Excerpts from an interface dataset:
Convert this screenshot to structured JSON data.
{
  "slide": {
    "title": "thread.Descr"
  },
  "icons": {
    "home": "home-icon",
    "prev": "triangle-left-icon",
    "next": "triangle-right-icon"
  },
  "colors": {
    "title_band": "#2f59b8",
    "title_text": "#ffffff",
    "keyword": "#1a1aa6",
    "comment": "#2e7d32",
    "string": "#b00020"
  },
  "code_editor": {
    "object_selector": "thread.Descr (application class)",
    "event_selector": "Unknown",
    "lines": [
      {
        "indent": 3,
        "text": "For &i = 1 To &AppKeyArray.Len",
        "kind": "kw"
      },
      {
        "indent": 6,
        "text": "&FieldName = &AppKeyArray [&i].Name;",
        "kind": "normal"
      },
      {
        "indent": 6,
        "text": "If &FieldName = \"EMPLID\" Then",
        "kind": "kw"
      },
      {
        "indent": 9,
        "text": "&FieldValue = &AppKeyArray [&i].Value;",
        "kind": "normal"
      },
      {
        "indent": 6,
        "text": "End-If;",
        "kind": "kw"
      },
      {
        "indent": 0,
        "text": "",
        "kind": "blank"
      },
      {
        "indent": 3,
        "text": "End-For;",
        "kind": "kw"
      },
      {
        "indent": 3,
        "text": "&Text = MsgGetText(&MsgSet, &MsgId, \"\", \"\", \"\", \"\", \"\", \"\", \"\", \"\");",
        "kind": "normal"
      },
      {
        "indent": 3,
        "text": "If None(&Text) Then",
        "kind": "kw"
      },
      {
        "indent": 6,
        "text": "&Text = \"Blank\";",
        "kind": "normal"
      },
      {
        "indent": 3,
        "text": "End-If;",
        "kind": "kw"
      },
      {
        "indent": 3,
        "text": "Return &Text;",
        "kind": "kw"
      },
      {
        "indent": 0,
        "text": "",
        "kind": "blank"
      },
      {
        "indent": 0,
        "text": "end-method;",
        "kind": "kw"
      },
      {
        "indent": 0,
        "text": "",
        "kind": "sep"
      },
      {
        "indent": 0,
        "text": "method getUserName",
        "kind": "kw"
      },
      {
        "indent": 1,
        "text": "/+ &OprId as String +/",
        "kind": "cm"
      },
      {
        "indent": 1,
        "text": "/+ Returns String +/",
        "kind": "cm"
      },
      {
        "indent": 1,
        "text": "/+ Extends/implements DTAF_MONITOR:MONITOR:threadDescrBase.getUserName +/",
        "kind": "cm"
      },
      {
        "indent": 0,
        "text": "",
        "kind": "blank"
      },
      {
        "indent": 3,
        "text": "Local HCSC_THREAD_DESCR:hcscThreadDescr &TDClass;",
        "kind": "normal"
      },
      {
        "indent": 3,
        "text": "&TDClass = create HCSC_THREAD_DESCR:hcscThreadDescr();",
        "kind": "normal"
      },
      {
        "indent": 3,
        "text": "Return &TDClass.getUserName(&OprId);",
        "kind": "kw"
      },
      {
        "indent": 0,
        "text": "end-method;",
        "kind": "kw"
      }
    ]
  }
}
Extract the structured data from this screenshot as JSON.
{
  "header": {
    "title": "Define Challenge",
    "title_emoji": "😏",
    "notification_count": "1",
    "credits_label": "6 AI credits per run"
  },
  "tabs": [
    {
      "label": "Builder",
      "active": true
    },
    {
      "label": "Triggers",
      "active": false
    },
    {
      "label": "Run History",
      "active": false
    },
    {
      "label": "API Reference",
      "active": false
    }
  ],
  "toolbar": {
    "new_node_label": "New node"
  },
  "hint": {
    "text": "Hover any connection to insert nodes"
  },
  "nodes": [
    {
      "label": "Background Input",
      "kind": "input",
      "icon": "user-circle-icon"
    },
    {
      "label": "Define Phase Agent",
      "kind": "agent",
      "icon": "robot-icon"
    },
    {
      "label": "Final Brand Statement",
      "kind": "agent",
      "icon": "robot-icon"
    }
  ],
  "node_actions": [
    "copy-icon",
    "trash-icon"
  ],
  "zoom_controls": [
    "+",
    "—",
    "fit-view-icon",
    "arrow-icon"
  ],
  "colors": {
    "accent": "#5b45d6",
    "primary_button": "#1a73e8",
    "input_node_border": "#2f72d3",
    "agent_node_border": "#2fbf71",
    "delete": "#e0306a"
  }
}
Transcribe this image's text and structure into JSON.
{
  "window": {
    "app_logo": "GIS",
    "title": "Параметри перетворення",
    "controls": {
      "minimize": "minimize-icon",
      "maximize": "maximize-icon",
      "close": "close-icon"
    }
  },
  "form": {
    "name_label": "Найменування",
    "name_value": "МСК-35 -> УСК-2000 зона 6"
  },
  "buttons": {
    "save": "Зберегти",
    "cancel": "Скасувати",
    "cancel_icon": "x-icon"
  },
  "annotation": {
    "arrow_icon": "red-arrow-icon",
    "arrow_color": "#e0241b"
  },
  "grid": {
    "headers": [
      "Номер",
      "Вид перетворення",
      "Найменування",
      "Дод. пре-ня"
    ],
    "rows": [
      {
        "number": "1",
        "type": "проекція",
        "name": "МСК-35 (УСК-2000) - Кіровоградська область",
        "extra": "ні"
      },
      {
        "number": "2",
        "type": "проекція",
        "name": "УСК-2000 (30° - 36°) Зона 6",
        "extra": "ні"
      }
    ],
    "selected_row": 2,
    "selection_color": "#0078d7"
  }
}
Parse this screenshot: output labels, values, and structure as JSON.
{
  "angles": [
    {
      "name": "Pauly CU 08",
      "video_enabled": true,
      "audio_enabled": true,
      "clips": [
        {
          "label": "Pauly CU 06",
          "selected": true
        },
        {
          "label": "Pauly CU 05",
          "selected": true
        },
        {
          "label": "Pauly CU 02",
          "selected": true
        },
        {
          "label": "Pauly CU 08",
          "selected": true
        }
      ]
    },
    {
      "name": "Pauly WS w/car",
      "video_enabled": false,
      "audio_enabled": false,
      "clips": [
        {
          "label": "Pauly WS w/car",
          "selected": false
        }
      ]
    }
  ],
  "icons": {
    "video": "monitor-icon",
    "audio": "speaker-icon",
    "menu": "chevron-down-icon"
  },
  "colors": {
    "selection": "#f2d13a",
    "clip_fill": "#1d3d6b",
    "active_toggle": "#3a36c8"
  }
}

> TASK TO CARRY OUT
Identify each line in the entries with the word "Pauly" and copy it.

> FINISHED EXERCISE
      "name": "Pauly CU 08",
          "label": "Pauly CU 06",
          "label": "Pauly CU 05",
          "label": "Pauly CU 02",
          "label": "Pauly CU 08",
      "name": "Pauly WS w/car",
          "label": "Pauly WS w/car",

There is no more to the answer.